It seems most of the stories here are from people with a lot of time in service. I think that for most providers the way that it mental damage occurs is a slow grind rather than a fast break. I’ve only been doing this for eight months. The usual reaction I’ve seen when new guys complain in EMS is that a 20 year paramedic says something like “You ain’t even started yet! Talk to me in 5 years!” or something of the sort.
I’m new to this field, that’s true, but I do experience the things we all experience. I run the calls, I see the patients, I see the outcomes, I hear the pleas. And I can see them at night when I’m alone. We ran a call for a man who had overdosed on heroin, called in by his girlfriend. We took him in and saved him. The next week, we ran a call to the same house for a woman who had overdosed on heroin. It was her, his girlfriend who had called us the week before. We got there, rigors. She was gone.
Her boyfriend was hysterical, crying his eyes out while his tears landed on the track marks dotting his arms. I helped PD check the house for any additional drugs. I opened a door, and stepped into a room with a bunk bed, pink wallpaper, and toys littering the floor. At the ER, I was standing with my patient when another patient is brought in. He’s quickly put behind a curtain, but the smell is unmistakable. The hospital refuses to take him, and the crew that brought him in has to take him to another hospital. I helped them load him up.
He did not have a face. Cancer had eaten it. Blood was all over his face, his nose was gone, his mouth was gone, I couldn’t visually find his jaw, something that may have been his eye was stuck to his cheek. He had a white beard. Later, we left the hospital and we pulled into a gas station to fill the truck up. There was a man with a white beard there and I flinched when I saw it. I still remember that smell, and I’ve dreamed about that man twice.
But the worst was a call we ran just the other day. Cardiac arrest, for an old man with body-wide shingles. He was in chronic pain. He had stated to his family that he did not want to be resuscitated but they didn’t have a DNR. They begged us, they pleaded with us, to let him go. “He’s hurting, he’s always hurting.” But we had to work him. When we got him back, his wife and daughters didn’t smile, they didn’t celebrate, they didn’t breathe sighs of relief. They cried. They didn’t have a DNR.
What could we do? And how am I supposed to tell myself I helped him when all I did was further his suffering? How is the family supposed to see me as anything other than a tyrant for not honoring his wishes and bringing him back to his own personal hell because he didn’t have a fucking piece of paper signed and notarized? This field is demanding, but I take pride in my work. At the same time though, I don’t know if this is for me.

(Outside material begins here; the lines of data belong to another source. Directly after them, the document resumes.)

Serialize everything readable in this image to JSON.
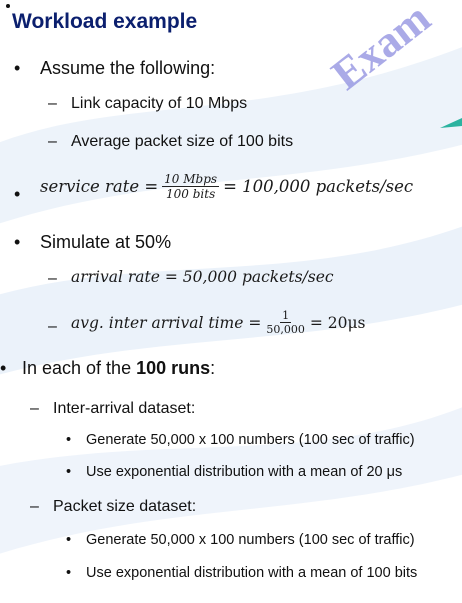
{
  "slide": {
    "title": "Workload example",
    "watermark": "Exam",
    "assume": "Assume the following:",
    "link_capacity": "Link capacity of 10 Mbps",
    "avg_packet_size": "Average packet size of 100 bits",
    "service_rate": {
      "lhs": "service rate =",
      "num": "10 Mbps",
      "den": "100 bits",
      "rhs": "= 100,000 packets/sec"
    },
    "simulate": "Simulate at 50%",
    "arrival_rate": "arrival rate = 50,000 packets/sec",
    "inter_arrival": {
      "lhs": "avg. inter arrival time =",
      "num": "1",
      "den": "50,000",
      "rhs": "= 20μs"
    },
    "runs": {
      "prefix": "In each of the ",
      "bold": "100 runs",
      "suffix": ":"
    },
    "inter_arrival_dataset": {
      "label": "Inter-arrival dataset:",
      "items": [
        "Generate 50,000 x 100 numbers (100 sec of traffic)",
        "Use exponential distribution with a mean of 20 μs"
      ]
    },
    "packet_size_dataset": {
      "label": "Packet size dataset:",
      "items": [
        "Generate 50,000 x 100 numbers (100 sec of traffic)",
        "Use exponential distribution with a mean of 100 bits"
      ]
    },
    "colors": {
      "title": "#0b1f6e",
      "watermark": "#8e8ee0",
      "wave": "#dfe9f6"
    }
  }
}
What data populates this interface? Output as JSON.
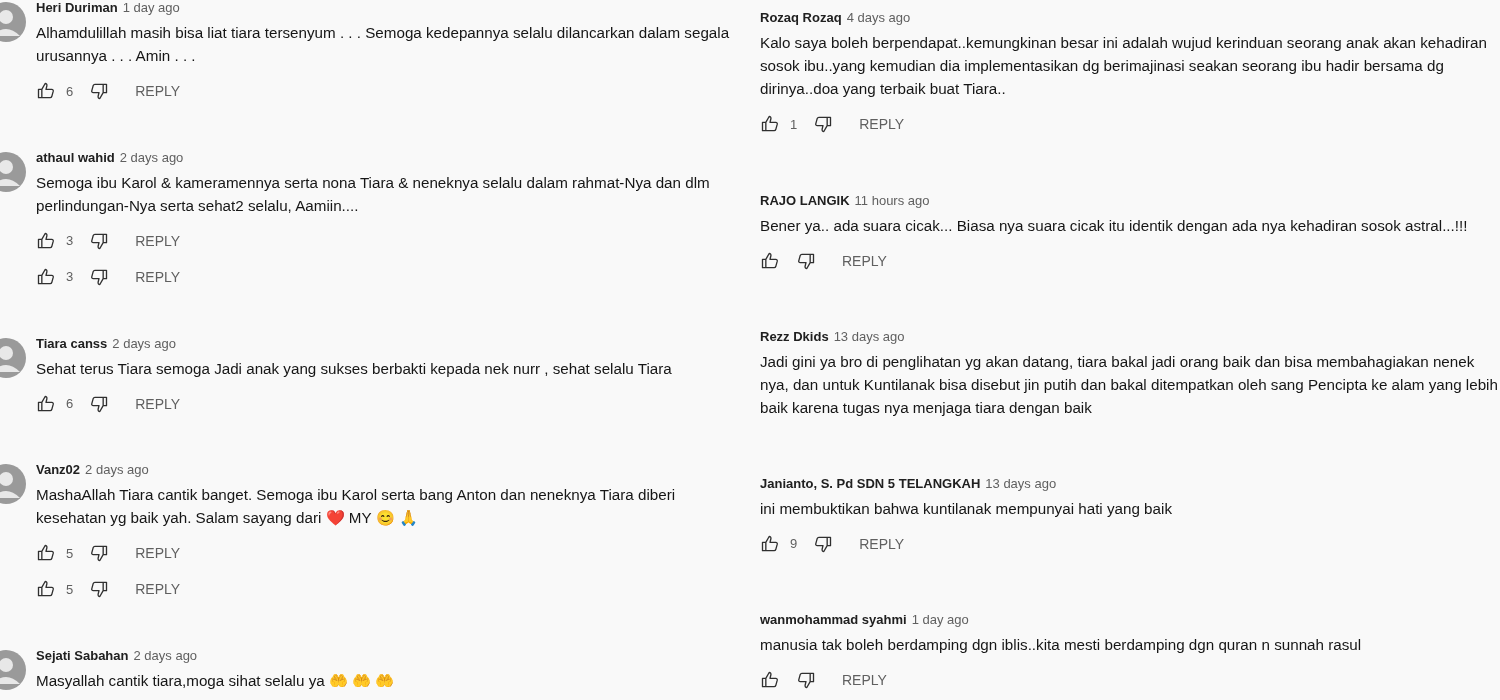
{
  "columns": [
    {
      "comments": [
        {
          "avatar": true,
          "author": "Heri Duriman",
          "time": "1 day ago",
          "text": "Alhamdulillah masih bisa liat tiara tersenyum . . . Semoga kedepannya selalu dilancarkan dalam segala urusannya . . . Amin . . .",
          "actions": [
            {
              "likes": "6",
              "reply": "REPLY"
            }
          ]
        },
        {
          "avatar": true,
          "author": "athaul wahid",
          "time": "2 days ago",
          "text": "Semoga ibu Karol & kameramennya serta nona Tiara & neneknya selalu dalam rahmat-Nya dan dlm perlindungan-Nya serta sehat2 selalu, Aamiin....",
          "actions": [
            {
              "likes": "3",
              "reply": "REPLY"
            },
            {
              "likes": "3",
              "reply": "REPLY"
            }
          ]
        },
        {
          "avatar": true,
          "author": "Tiara canss",
          "time": "2 days ago",
          "text": "Sehat terus Tiara semoga Jadi anak yang sukses berbakti kepada nek nurr ,  sehat selalu Tiara",
          "actions": [
            {
              "likes": "6",
              "reply": "REPLY"
            }
          ]
        },
        {
          "avatar": true,
          "author": "Vanz02",
          "time": "2 days ago",
          "text": "MashaAllah Tiara cantik banget. Semoga ibu Karol serta bang Anton dan neneknya Tiara diberi kesehatan yg baik yah. Salam sayang dari ❤️ MY 😊 🙏",
          "actions": [
            {
              "likes": "5",
              "reply": "REPLY"
            },
            {
              "likes": "5",
              "reply": "REPLY"
            }
          ]
        },
        {
          "avatar": true,
          "author": "Sejati Sabahan",
          "time": "2 days ago",
          "text": "Masyallah cantik tiara,moga sihat selalu ya 🤲 🤲 🤲"
        }
      ]
    },
    {
      "comments": [
        {
          "avatar": false,
          "author": "Rozaq Rozaq",
          "time": "4 days ago",
          "text": "Kalo saya boleh berpendapat..kemungkinan besar ini adalah wujud kerinduan seorang anak akan kehadiran sosok ibu..yang kemudian dia implementasikan dg berimajinasi seakan seorang ibu hadir bersama dg dirinya..doa yang terbaik buat Tiara..",
          "actions": [
            {
              "likes": "1",
              "reply": "REPLY"
            }
          ]
        },
        {
          "avatar": false,
          "author": "RAJO LANGIK",
          "time": "11 hours ago",
          "text": "Bener ya.. ada suara cicak... Biasa nya suara cicak itu identik dengan ada nya kehadiran sosok astral...!!!",
          "actions": [
            {
              "reply": "REPLY"
            }
          ]
        },
        {
          "avatar": false,
          "author": "Rezz Dkids",
          "time": "13 days ago",
          "text": "Jadi gini ya bro di penglihatan yg akan datang, tiara bakal jadi orang baik dan bisa membahagiakan nenek nya, dan untuk Kuntilanak bisa disebut jin putih dan bakal ditempatkan oleh sang Pencipta ke alam yang lebih baik karena tugas nya menjaga tiara dengan baik"
        },
        {
          "avatar": false,
          "author": "Janianto, S. Pd SDN 5 TELANGKAH",
          "time": "13 days ago",
          "text": "ini membuktikan bahwa kuntilanak mempunyai hati yang baik",
          "actions": [
            {
              "likes": "9",
              "reply": "REPLY"
            }
          ]
        },
        {
          "avatar": false,
          "author": "wanmohammad syahmi",
          "time": "1 day ago",
          "text": "manusia tak boleh berdamping dgn iblis..kita mesti berdamping dgn quran n sunnah rasul",
          "actions": [
            {
              "reply": "REPLY"
            }
          ]
        }
      ]
    }
  ]
}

– Story written by “Ink”, 21 year old EMT-B. 8 months in EMS.